Craft breweries, which always start small, rely on strong community support for success, and as they grow, many give back to those communities. This reciprocation often takes the form of special-edition beers like Ale Wagger brown ale from Houston, Texas’ Saint Arnold Brewing Co., which donates the brew’s sales to local animal rescues. Other times, brewers decide to build a philanthropic mission into the very fabric of their businesses.
Jacquie Berglund founded the Minneapolis-based beer company Finnegans with Kieran Folliard in 2000. Profits from its Irish amber ale, blonde ale and seasonal Dead Irish Poet stout (all $8 to $9 a six-pack of bottles or cans)—which are made at St. Paul, Minnesota’s Summit Brewing Co.—go to the Finnegans Community Fund, a 501(c)(3) nonprofit that purchases fresh produce from farmers in Minnesota, Wisconsin, North Dakota, South Dakota and Iowa for distribution to area food shelves. The business arrangement means 98 percent of the fund’s spending is on its programs, rather than administration. “It’s a super-efficient and effective machine,” Berglund explains.

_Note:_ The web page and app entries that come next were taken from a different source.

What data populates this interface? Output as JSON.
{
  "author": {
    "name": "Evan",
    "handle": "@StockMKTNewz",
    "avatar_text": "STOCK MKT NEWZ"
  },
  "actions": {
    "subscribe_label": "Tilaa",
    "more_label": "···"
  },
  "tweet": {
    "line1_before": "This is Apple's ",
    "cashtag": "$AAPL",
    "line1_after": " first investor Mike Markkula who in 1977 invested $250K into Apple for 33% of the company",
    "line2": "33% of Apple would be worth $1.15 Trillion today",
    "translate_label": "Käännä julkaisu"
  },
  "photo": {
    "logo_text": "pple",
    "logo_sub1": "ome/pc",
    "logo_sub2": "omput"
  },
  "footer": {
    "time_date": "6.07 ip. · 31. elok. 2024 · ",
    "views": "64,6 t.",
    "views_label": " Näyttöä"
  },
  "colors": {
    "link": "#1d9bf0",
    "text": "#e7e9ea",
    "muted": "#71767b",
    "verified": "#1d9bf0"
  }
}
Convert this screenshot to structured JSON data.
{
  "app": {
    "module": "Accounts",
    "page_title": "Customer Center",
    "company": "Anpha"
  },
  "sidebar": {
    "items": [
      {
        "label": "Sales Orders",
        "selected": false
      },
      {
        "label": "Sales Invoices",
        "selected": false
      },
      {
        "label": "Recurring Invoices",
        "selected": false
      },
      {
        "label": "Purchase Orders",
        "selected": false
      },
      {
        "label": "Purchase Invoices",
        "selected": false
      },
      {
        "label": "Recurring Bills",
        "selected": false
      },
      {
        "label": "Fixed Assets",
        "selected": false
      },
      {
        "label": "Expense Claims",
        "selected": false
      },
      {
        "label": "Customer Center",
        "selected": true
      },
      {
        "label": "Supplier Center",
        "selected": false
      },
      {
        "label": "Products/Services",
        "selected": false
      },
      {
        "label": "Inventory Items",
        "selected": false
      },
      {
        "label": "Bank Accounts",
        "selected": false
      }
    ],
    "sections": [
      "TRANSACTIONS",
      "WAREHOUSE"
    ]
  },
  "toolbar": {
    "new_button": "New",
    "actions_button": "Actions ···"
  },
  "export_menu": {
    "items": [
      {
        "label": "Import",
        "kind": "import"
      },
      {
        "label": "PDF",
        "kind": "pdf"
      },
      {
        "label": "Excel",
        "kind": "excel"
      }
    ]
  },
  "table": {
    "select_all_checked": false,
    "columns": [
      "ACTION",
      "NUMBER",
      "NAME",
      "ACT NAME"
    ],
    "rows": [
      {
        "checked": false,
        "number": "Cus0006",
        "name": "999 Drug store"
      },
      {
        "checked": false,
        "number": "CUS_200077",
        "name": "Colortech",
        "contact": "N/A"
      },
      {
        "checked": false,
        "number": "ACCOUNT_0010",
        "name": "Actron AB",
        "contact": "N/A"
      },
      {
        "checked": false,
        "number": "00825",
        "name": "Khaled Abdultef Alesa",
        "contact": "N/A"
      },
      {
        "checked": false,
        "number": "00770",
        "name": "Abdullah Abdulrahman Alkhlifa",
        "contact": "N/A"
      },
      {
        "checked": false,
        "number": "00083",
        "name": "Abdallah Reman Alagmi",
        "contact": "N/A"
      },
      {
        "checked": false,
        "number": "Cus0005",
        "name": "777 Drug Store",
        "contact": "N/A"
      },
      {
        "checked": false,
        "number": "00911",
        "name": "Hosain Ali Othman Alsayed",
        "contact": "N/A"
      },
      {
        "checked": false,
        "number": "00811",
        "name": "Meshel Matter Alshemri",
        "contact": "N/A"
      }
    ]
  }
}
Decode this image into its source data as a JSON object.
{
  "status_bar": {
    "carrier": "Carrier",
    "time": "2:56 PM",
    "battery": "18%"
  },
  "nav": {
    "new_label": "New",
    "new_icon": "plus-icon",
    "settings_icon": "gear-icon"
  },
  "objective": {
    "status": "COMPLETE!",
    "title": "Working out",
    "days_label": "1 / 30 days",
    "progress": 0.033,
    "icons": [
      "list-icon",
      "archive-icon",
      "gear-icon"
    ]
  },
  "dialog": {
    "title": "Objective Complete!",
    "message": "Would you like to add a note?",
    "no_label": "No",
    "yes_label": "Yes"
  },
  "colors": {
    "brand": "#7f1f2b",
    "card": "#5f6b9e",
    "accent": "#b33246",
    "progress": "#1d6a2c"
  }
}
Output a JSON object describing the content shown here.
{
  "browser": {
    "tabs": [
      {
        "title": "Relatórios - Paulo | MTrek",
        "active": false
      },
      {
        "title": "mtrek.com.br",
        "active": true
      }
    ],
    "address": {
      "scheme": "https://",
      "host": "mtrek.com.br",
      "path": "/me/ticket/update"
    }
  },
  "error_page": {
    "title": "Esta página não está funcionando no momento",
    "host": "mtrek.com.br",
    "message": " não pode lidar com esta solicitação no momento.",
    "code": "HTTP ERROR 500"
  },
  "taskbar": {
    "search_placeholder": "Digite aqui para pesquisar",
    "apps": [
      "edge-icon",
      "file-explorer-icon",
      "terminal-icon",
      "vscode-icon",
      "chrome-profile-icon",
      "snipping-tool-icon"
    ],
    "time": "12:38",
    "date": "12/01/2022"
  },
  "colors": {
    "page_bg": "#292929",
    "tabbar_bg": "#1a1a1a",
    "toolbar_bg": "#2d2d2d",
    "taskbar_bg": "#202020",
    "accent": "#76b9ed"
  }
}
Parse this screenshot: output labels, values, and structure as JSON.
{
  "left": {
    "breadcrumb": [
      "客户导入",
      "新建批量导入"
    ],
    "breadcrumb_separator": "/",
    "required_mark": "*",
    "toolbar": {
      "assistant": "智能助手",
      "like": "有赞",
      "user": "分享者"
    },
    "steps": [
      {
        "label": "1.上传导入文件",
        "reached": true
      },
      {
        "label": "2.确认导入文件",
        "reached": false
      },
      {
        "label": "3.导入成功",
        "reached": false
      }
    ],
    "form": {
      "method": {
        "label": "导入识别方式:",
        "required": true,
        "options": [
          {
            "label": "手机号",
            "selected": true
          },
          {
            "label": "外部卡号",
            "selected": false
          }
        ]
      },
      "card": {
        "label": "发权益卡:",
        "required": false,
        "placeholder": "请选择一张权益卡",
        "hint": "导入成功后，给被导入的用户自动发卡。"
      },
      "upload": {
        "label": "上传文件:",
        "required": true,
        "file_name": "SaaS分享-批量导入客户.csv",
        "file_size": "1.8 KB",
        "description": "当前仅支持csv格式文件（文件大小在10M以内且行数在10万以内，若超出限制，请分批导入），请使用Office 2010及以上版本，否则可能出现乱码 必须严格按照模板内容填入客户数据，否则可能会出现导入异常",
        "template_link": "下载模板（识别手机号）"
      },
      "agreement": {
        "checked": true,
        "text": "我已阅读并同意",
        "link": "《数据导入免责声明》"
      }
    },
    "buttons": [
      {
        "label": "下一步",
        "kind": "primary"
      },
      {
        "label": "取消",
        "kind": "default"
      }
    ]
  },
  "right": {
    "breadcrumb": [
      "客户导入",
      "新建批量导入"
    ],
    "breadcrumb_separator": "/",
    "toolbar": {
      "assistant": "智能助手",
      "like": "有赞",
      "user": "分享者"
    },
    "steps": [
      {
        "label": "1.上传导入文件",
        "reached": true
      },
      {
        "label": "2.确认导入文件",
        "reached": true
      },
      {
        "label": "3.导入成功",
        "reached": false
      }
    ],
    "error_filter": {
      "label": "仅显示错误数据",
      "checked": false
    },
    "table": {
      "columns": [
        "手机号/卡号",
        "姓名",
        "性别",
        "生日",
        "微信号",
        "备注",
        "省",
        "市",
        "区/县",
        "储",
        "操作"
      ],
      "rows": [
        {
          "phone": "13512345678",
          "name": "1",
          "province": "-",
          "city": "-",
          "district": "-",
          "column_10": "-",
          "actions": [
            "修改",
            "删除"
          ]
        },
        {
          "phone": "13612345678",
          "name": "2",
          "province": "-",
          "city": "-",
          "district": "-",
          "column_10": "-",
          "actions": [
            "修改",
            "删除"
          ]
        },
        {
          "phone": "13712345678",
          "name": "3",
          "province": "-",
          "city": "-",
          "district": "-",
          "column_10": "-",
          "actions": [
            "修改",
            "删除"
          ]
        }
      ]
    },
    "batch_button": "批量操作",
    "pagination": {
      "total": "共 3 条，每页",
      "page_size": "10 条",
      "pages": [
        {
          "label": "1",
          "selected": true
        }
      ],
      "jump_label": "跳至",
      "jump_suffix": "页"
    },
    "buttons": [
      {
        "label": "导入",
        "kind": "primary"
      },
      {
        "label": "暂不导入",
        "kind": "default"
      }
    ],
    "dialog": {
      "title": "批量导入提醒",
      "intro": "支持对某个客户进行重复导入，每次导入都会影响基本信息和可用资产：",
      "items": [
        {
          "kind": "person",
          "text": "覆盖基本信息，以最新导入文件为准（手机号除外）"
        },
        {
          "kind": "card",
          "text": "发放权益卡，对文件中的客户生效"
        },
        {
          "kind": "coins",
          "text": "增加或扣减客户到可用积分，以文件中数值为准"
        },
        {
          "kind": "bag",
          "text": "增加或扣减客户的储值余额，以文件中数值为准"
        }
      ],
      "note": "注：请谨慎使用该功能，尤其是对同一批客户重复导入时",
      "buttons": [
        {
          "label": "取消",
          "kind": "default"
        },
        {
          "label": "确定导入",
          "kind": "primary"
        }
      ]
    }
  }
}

The concept has sparked a lot of curiosity about the brand’s social entrepreneurship. “On the consumer side, we market the message that we’re a sustainable social business,” she notes. “Other than just beer drinkers who like our product, that’s gaining a lot of interest.” Finnegans sold more than 266,000 (2.25-gallon) cases in 2014 and is Minnesota’s sixth-largest beer brand, Berglund says.
Rob Nowaczyk began making the Fireman’s Brew after he and cofounder Ed Walker—both Los Angeles–based firefighters—realized that they could link their enjoyment of beer with the needs of their profession. “From the beginning, it was all about raising money,” Nowaczyk explains. Fireman’s Brew donates 5 percent of net profits to the National Fallen Firefighters Foundation. The brand’s Brunette doppelbock, Blonde Pilsner and Redhead amber ale are sold on draft (about $4 to $5) and in six-packs of bottles ($9) across 15 states, with active expansion planned for this year. Nowaczyk says the brand has received strong support from firefighters nationwide, including more than 160 who have invested in the company. “It’s really caught on across the country,” he says. “Firefighters are a brotherhood.”
Belgrade, Montana–based Dog Tag Brewing got started in 2013, when former U.S. Marine Corps officer Seth Jordan was looking for a way to honor the memory of fallen service members. Every can of Dog Tag Lager and IPA (both $8 to $9 a six-pack of cans) features an individual’s story, with a percentage of profits donated to a charity chosen by the person’s family. Since its launch, the brand has received strong support. “The response nationwide has been pretty overwhelming,” marketing director Katy Jordan says. “People are taken by the mission and the messaging.” Dog Tag encourages consumers to use the social media hashtag #ToastAHero when enjoying the beer. “It’s not meant to be overly somber,” Jordan explains. “We want people to celebrate these service members’ lives, honor their sacrifice and toast to them.” Dog Tag’s website includes a section where consumers can learn more about each service member’s life.
Inspired by his city’s high number of breweries and nonprofits, Ryan Saari opened the Oregon Public House in Portland, Oregon, in May 2013. The venue—which includes a pub, an event space and a family-focused co-op—donates all its profits to local charities, such as youth job training organization The Portland Kitchen. “Our mission is creating a place of community, change and giving back,” Saari explains. “People rally around that, both as volunteers and as patrons. We have partnerships with our customers as well as with nonprofits.” Oregon Public House sells its Do Gooder IPA—crafted at nearby Pints Brewery—alongside local favorites and imported brews and plans to raise money to open its own brewery this year. Saari says that the biggest challenge has been turning a monthly profit, which he notes is critical to the company’s business model. Happily, Oregon Public House has been profitable every month since opening, donating over $40,000 so far. “We see it as the tip of the iceberg,” Saari notes. “Our goal is to donate $10,000 a month, which is audacious for a small pub. But we have some things in the works to get us there.”